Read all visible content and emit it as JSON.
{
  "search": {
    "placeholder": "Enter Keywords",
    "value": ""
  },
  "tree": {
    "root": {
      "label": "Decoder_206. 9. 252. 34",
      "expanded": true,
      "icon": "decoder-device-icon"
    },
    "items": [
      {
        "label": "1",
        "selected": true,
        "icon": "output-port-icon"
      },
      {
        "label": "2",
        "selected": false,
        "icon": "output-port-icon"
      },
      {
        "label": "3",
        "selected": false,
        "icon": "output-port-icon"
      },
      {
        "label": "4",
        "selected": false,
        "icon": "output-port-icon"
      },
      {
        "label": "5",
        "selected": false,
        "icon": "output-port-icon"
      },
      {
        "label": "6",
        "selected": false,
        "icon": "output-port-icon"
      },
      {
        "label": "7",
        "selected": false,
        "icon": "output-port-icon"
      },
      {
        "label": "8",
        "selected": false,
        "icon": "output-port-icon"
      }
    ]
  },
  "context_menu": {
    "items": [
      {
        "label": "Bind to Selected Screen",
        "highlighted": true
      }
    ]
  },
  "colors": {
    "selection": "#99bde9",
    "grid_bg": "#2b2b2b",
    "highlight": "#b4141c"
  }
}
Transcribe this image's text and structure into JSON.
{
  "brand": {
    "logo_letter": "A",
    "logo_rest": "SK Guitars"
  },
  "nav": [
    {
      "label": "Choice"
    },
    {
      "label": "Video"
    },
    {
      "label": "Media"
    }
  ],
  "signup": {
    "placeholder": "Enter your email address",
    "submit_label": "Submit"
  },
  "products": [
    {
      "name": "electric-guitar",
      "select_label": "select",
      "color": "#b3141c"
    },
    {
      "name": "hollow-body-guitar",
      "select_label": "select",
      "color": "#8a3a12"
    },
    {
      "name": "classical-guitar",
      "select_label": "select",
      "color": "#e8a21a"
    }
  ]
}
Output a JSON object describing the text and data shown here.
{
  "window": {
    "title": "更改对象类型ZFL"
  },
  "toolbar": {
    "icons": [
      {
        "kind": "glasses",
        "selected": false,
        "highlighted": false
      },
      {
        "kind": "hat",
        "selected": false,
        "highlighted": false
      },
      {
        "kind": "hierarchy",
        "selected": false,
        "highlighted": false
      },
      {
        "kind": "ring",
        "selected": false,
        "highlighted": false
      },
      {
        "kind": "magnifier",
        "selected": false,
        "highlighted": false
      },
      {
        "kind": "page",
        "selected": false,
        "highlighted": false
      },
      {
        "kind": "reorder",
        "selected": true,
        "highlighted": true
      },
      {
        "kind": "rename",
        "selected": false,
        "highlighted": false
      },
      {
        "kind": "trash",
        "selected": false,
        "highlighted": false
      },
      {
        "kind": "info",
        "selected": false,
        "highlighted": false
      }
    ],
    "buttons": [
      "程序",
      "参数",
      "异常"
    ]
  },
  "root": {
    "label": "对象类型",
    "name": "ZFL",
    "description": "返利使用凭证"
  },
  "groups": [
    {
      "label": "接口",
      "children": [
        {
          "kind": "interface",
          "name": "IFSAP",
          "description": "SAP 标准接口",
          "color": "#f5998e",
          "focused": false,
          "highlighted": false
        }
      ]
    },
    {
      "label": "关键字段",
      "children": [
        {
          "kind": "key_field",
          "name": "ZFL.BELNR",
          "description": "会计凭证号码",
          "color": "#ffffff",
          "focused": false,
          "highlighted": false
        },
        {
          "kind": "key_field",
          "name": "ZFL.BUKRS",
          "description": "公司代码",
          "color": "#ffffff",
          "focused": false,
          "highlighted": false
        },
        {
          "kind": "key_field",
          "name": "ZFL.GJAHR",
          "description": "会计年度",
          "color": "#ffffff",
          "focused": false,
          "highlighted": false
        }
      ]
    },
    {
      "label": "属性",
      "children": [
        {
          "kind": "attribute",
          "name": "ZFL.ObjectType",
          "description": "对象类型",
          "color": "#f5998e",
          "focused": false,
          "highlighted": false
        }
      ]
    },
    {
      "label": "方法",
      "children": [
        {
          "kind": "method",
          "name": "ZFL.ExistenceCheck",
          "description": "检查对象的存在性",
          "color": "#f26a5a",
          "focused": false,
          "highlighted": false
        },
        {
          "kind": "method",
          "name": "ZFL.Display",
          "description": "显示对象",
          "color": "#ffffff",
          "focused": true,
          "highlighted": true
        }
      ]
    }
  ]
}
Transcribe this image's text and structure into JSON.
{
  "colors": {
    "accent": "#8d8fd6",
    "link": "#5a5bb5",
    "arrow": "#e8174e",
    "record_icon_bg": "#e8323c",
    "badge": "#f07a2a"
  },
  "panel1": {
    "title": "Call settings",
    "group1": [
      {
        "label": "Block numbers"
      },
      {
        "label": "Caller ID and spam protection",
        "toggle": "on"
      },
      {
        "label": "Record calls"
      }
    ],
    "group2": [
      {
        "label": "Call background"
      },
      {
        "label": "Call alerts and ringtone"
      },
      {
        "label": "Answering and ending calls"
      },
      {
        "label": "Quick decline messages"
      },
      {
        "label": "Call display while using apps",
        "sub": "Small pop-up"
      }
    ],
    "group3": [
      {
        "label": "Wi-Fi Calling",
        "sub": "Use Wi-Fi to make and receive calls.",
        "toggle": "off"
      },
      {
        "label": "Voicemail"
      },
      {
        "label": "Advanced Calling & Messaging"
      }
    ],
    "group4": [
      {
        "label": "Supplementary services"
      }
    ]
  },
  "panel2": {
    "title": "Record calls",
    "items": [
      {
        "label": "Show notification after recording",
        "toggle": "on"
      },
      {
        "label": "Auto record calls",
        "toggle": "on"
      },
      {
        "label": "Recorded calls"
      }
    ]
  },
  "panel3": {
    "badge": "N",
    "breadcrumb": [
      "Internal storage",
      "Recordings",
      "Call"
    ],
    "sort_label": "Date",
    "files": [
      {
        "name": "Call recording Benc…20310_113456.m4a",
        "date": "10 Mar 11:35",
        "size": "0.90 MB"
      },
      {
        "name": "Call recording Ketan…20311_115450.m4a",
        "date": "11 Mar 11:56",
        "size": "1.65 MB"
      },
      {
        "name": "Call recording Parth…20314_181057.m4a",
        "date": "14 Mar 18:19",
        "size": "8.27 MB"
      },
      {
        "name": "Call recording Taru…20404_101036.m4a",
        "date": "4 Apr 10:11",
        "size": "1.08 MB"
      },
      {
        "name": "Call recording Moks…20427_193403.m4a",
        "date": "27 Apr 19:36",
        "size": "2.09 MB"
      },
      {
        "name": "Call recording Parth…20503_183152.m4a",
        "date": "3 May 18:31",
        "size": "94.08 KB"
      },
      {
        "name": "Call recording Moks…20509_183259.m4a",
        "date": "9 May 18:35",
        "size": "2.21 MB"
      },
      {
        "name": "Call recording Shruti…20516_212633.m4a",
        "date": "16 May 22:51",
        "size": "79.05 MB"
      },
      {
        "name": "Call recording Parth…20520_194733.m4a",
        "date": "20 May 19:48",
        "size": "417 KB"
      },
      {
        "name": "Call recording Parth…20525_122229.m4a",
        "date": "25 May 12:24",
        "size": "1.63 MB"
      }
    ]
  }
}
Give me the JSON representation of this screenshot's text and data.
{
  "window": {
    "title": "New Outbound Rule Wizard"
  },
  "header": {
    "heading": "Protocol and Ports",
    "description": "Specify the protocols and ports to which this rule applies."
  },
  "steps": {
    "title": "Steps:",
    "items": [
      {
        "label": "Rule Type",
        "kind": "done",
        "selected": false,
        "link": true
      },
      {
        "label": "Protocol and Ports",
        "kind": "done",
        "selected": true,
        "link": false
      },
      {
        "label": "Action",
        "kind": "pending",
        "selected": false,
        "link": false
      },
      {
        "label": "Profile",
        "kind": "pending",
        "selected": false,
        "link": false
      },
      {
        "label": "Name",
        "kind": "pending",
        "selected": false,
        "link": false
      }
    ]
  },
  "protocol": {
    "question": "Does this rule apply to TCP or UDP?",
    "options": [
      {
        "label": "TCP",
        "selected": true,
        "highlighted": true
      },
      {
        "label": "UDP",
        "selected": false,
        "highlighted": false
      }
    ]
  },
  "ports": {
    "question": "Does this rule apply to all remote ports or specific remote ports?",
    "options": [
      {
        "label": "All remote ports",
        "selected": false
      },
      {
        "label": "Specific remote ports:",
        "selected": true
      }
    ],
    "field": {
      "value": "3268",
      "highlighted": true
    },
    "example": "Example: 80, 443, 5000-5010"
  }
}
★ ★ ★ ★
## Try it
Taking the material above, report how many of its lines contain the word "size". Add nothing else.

## Output
10